Despite the latest Ponemon study on data breaches revealing that training programmes are the number one control measure implemented following a data breach, many organisations can still struggle to implement the correct security training.
Generic training programmes are a big no no
A training programme paradigm used far too frequently is one where all employees are required to attend the same training.
This is rarely effective as an instructor will always cater for the level of expertise.
However, if those attending all have different levels of knowledge, those with previous experience are bored by a simple, heard-it-all-before course, or those who have little-to-no experience and/or low levels of knowledge get left behind.
To provide the most effective training experience, the course must be complementary to the role(s) of the attendees.
>See also: The 2016 cyber security roadmap
A heavy technical focus should be used for software developers and testers whereas more of a business focus should be taken for project managers.
Even training carried out to fit in with compliance (e.g. SOX, PCI, HIPAA) should be customised based on the role of the attendees.
Otherwise it is most likely going to be a waste of time.
Training needs to match the evolution of hackers
Training programmes often remain static year after year, yet software security is constantly evolving.
Therefore, it is important to ensure training offerings involving frameworks and languages that have not been updated within the last five years are still relevant.
Attackers are always evolving, even if the technology or practices being utilised are yet to change.
For example, attackers are beginning to use new methods and techniques, as well as pivoting on previously used attacks to break into legacy systems.
A big example of this is the data breach at software giant Oracle Corp, where a Russian cybercrime group breached computer systems in Oracle’s MICROS point-of-sale division.
When providing software security training, it is essential to include technical details of recent breaches where appropriate.
The MICROS example is recent and relevant and therefore a good example breach to include.

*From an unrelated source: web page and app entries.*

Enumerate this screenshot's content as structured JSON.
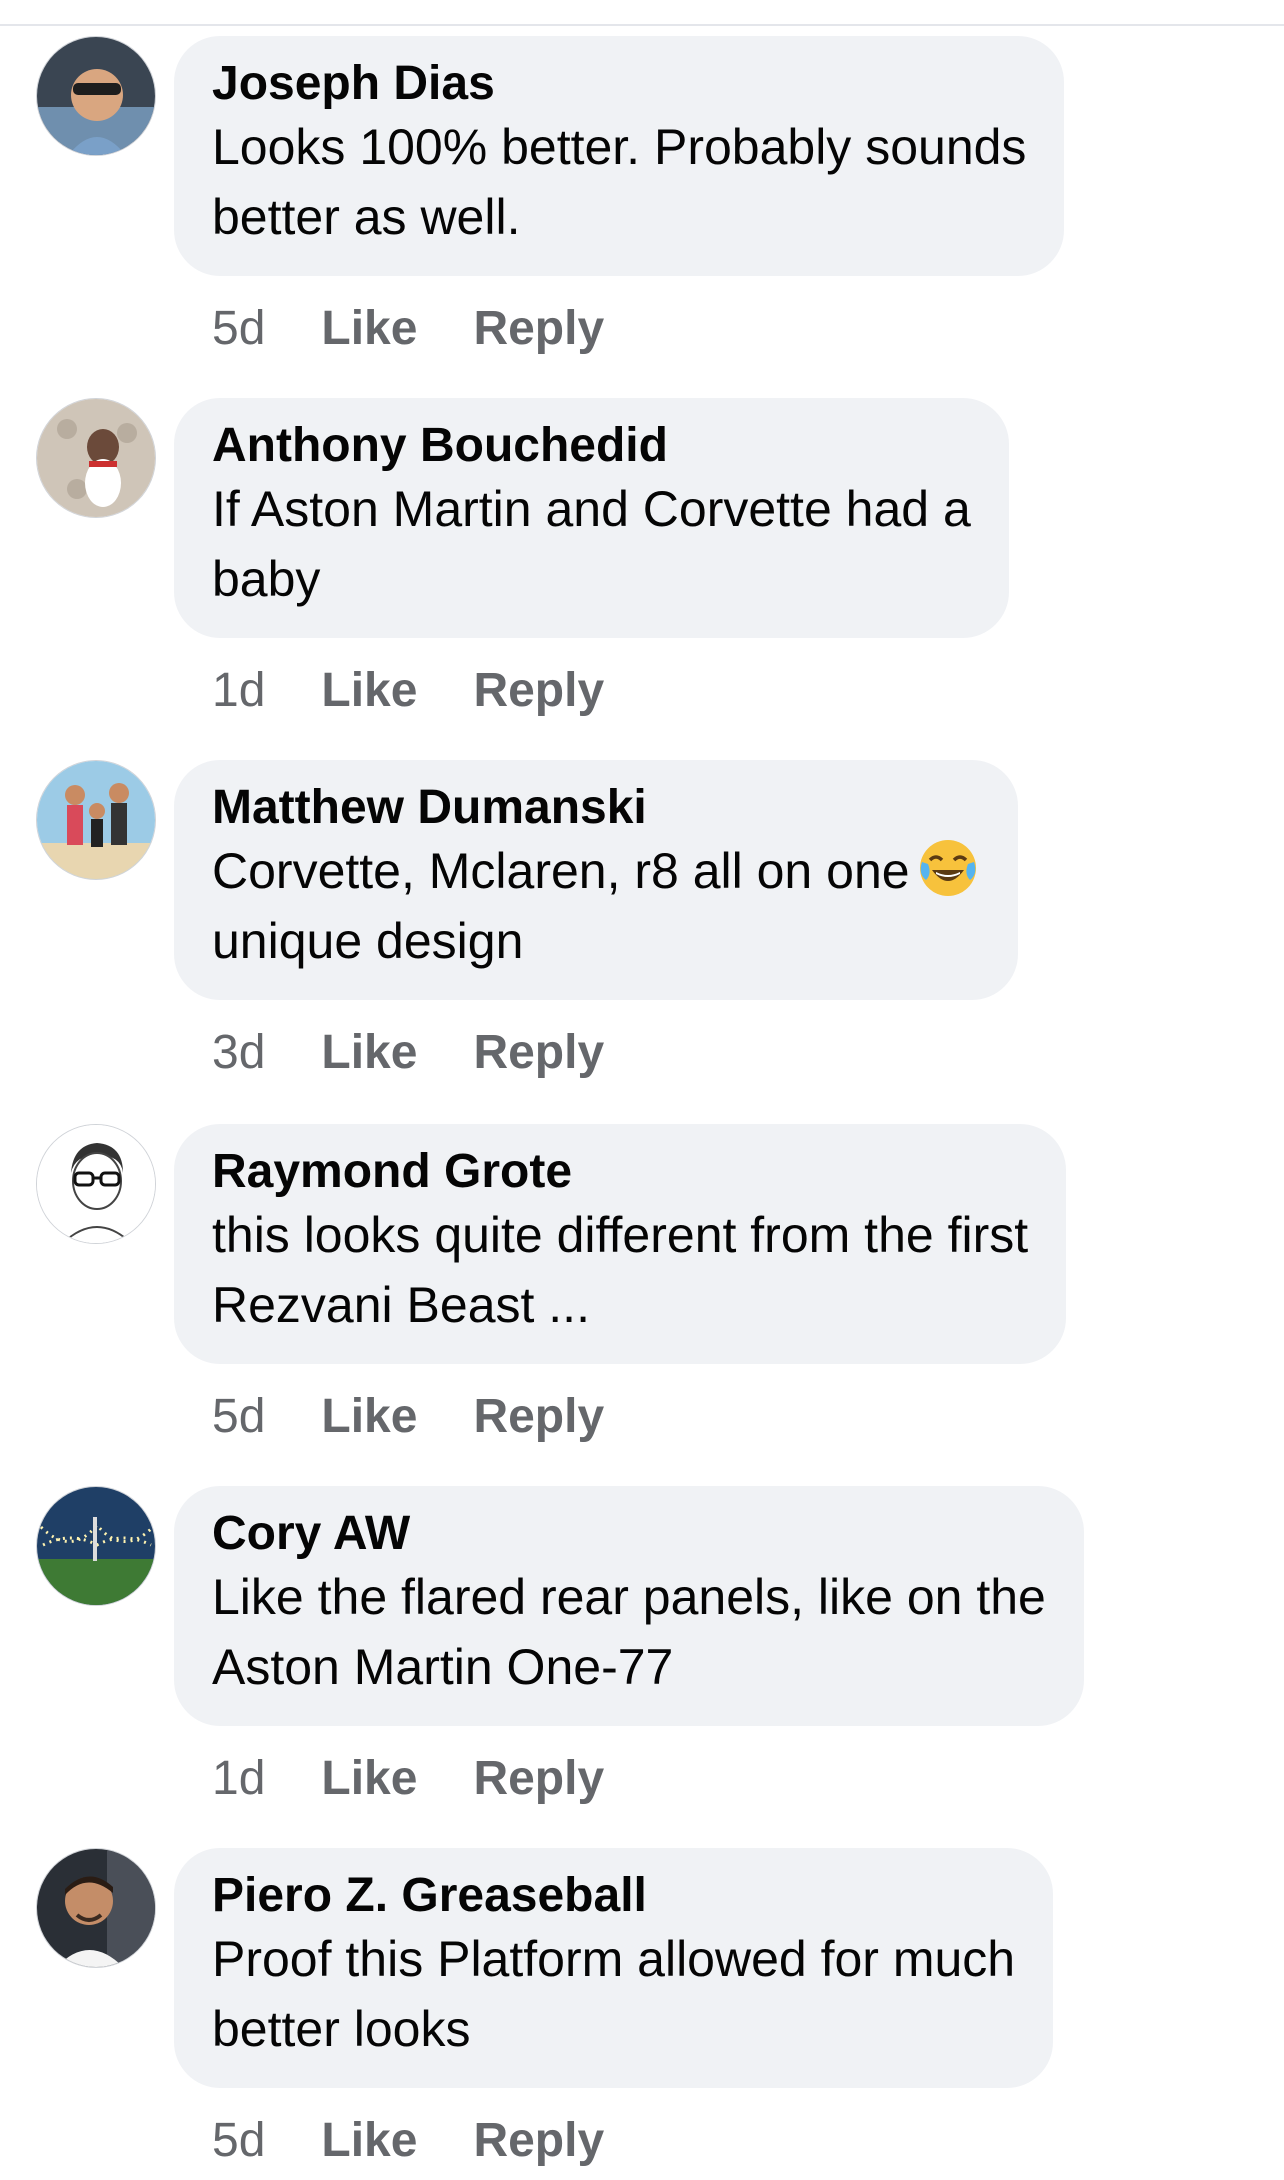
{
  "comments": [
    {
      "author": "Joseph Dias",
      "line1": "Looks 100% better. Probably sounds",
      "line2": "better as well.",
      "time": "5d",
      "like": "Like",
      "reply": "Reply"
    },
    {
      "author": "Anthony Bouchedid",
      "line1": "If Aston Martin and Corvette had a",
      "line2": "baby",
      "time": "1d",
      "like": "Like",
      "reply": "Reply"
    },
    {
      "author": "Matthew Dumanski",
      "line1": "Corvette, Mclaren, r8 all on one",
      "line2": "unique design",
      "emoji": "face-with-tears-of-joy-emoji",
      "time": "3d",
      "like": "Like",
      "reply": "Reply"
    },
    {
      "author": "Raymond Grote",
      "line1": "this looks quite different from the first",
      "line2": "Rezvani Beast ...",
      "time": "5d",
      "like": "Like",
      "reply": "Reply"
    },
    {
      "author": "Cory AW",
      "line1": "Like the flared rear panels, like on the",
      "line2": "Aston Martin One-77",
      "time": "1d",
      "like": "Like",
      "reply": "Reply"
    },
    {
      "author": "Piero Z. Greaseball",
      "line1": "Proof this Platform allowed for much",
      "line2": "better looks",
      "time": "5d",
      "like": "Like",
      "reply": "Reply"
    }
  ],
  "colors": {
    "bubble": "#f0f2f5",
    "text": "#050505",
    "meta": "#65676b"
  }
}
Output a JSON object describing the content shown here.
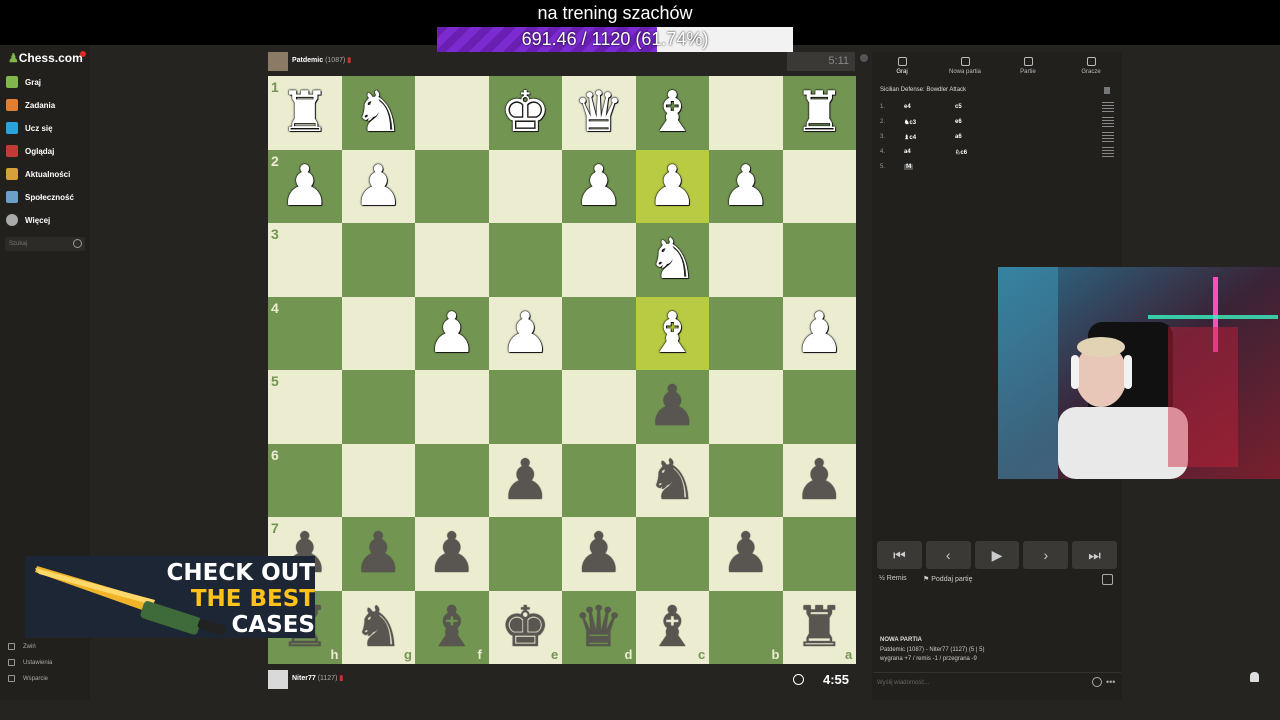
{
  "stream": {
    "goal_title": "na trening szachów",
    "goal_progress_text": "691.46 / 1120 (61.74%)",
    "goal_progress": 0.6174
  },
  "sidebar": {
    "logo": "Chess.com",
    "items": [
      {
        "label": "Graj",
        "icon": "pawn-icon",
        "color": "#81b64c"
      },
      {
        "label": "Zadania",
        "icon": "puzzle-icon",
        "color": "#e37f31"
      },
      {
        "label": "Ucz się",
        "icon": "graduation-icon",
        "color": "#29a3d9"
      },
      {
        "label": "Oglądaj",
        "icon": "binoculars-icon",
        "color": "#c23b36"
      },
      {
        "label": "Aktualności",
        "icon": "news-icon",
        "color": "#d4a13a"
      },
      {
        "label": "Społeczność",
        "icon": "community-icon",
        "color": "#6d9fcb"
      },
      {
        "label": "Więcej",
        "icon": "more-icon",
        "color": "#aaaaaa"
      }
    ],
    "search_placeholder": "Szukaj",
    "bottom": [
      "Zwiń",
      "Ustawienia",
      "Wsparcie"
    ]
  },
  "top_player": {
    "name": "Patdemic",
    "rating": "(1087)",
    "clock": "5:11"
  },
  "bottom_player": {
    "name": "Niter77",
    "rating": "(1127)",
    "clock": "4:55"
  },
  "board": {
    "ranks": [
      "1",
      "2",
      "3",
      "4",
      "5",
      "6",
      "7"
    ],
    "files": [
      "h",
      "g",
      "f",
      "e",
      "d",
      "c",
      "b",
      "a"
    ],
    "highlight_squares": [
      "c2",
      "c4"
    ]
  },
  "right_panel": {
    "tabs": [
      {
        "label": "Graj",
        "icon": "lightning-icon"
      },
      {
        "label": "Nowa partia",
        "icon": "plus-icon"
      },
      {
        "label": "Partie",
        "icon": "grid-icon"
      },
      {
        "label": "Gracze",
        "icon": "players-icon"
      }
    ],
    "opening": "Sicilian Defense: Bowdler Attack",
    "moves": [
      {
        "num": "1.",
        "white": "e4",
        "black": "c5"
      },
      {
        "num": "2.",
        "white": "♞c3",
        "black": "e6"
      },
      {
        "num": "3.",
        "white": "♝c4",
        "black": "a6"
      },
      {
        "num": "4.",
        "white": "a4",
        "black": "♘c6"
      },
      {
        "num": "5.",
        "white": "f4",
        "black": ""
      }
    ],
    "draw_label": "Remis",
    "resign_label": "Poddaj partię",
    "new_game_title": "NOWA PARTIA",
    "new_game_line1": "Patdemic (1087) - Niter77 (1127) (5 | 5)",
    "new_game_line2": "wygrana +7 / remis -1 / przegrana -9",
    "chat_placeholder": "Wyślij wiadomość..."
  },
  "promo": {
    "line1": "CHECK OUT",
    "line2": "THE BEST",
    "line3": "CASES"
  }
}
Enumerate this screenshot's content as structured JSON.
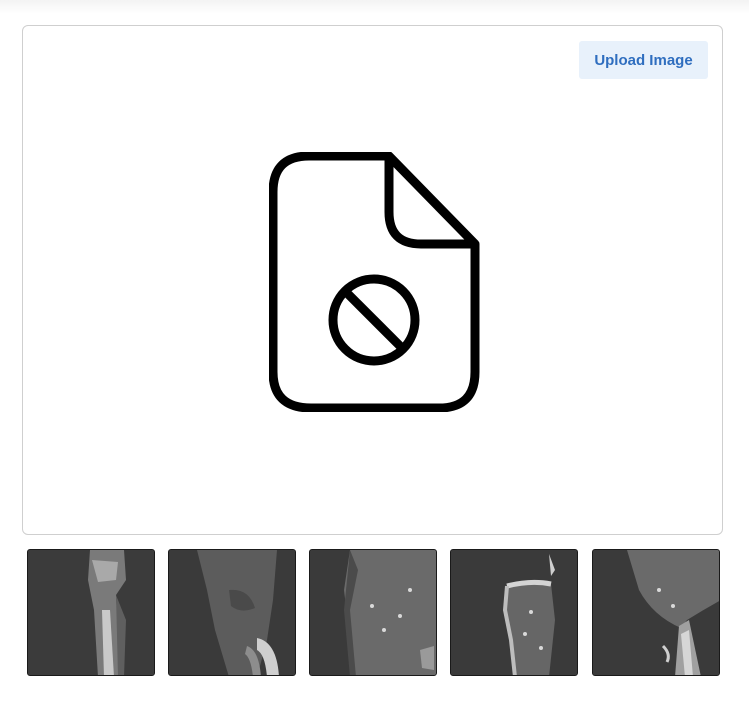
{
  "viewer": {
    "upload_label": "Upload Image",
    "placeholder_icon": "file-blocked-icon"
  },
  "thumbnails": [
    {
      "name": "thumbnail-1",
      "icon": "ct-slice-image"
    },
    {
      "name": "thumbnail-2",
      "icon": "ct-slice-image"
    },
    {
      "name": "thumbnail-3",
      "icon": "ct-slice-image"
    },
    {
      "name": "thumbnail-4",
      "icon": "ct-slice-image"
    },
    {
      "name": "thumbnail-5",
      "icon": "ct-slice-image"
    }
  ],
  "colors": {
    "accent": "#2f6ebf",
    "button_bg": "#e8f1fb",
    "border": "#cfcfcf"
  }
}
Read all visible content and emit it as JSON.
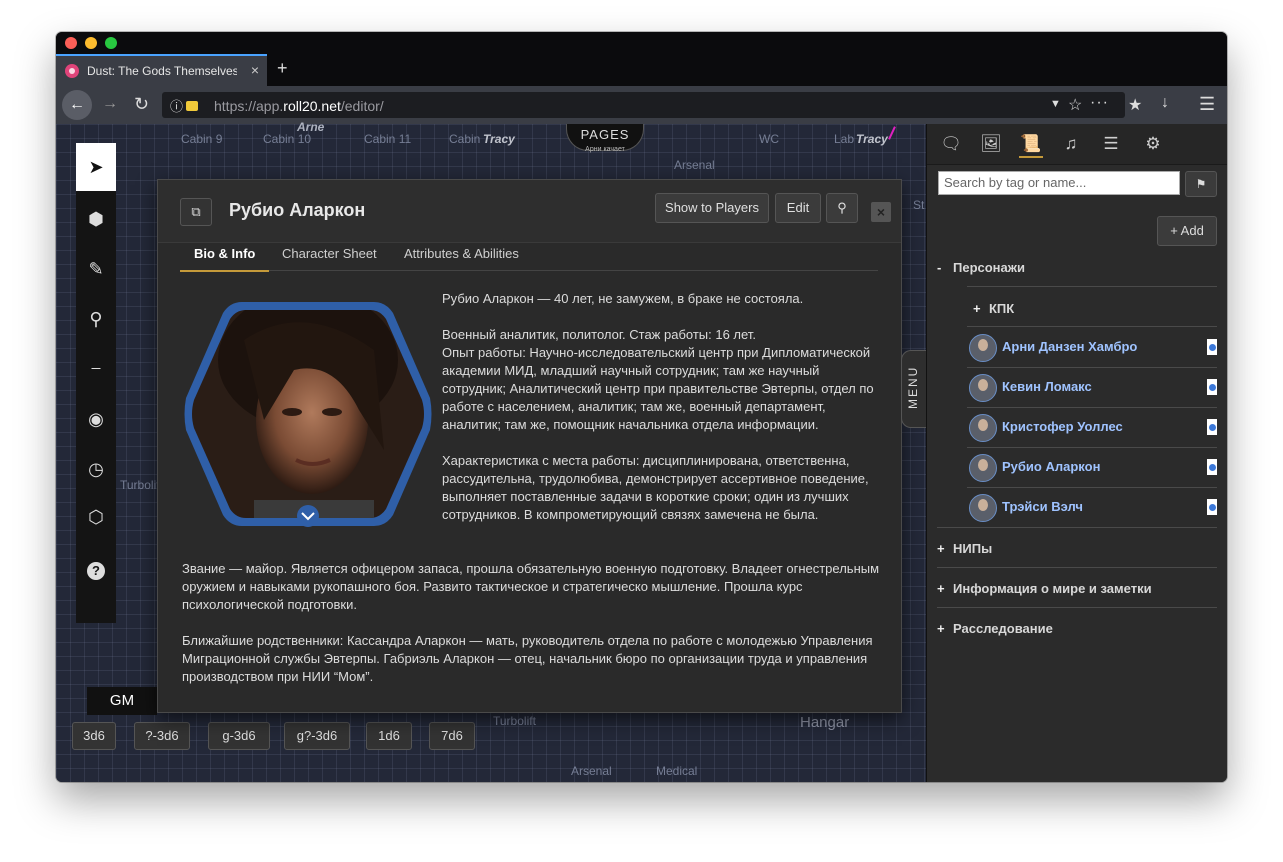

Even if the data breach is not specific to what they’re currently working on, or particularly knowledgeable on, students still find these discussions interesting.
The instructor needs to go above and beyond the Google search engine
In order to save money, technologists are sometimes asked to develop content that a professional trainer without a specific background in software development can use in their training sessions.
Instructors who simply reiterate information that his/her students could easily find through a Google search are simply a waste of time and money.
This is not to say that they are incompetent, but an instructor who can speak from experience is undoubtedly much more effective than one who will only relay information that could be found at the click of a button.
How to get funding for security training
When allocating a budget to software security training, putting emphasis on the potential cost of a data breach can help to obtain the necessary funding.
Ponemon, Forrester and others provide a vast amount of data on the cost of a data breach. Ponemon suggests that per stolen record there is an average cost of $221.
>See also: How secure is your boardroom data?
For industries like healthcare, life science, financial services, and transportation this per-record cost is much higher.
Getting priorities in line
According to Forrester, we are in the midst of a ‘golden age of hacking.’ If this is right, then there will be multiple ages of hacking in the very near future.
With the introduction of Internet of Things devices as well as cloud computing, hackers will keep adapting, new threats will arise, and the risk of attack will keep growing.
A big mistake organisations make is to wait until a data breach occurs before they properly invest in effective training programmes.
The best advice out there is make effective software security training a priority before a breach hits.
Sourced by Patrick Gallen, training program manager at Cigital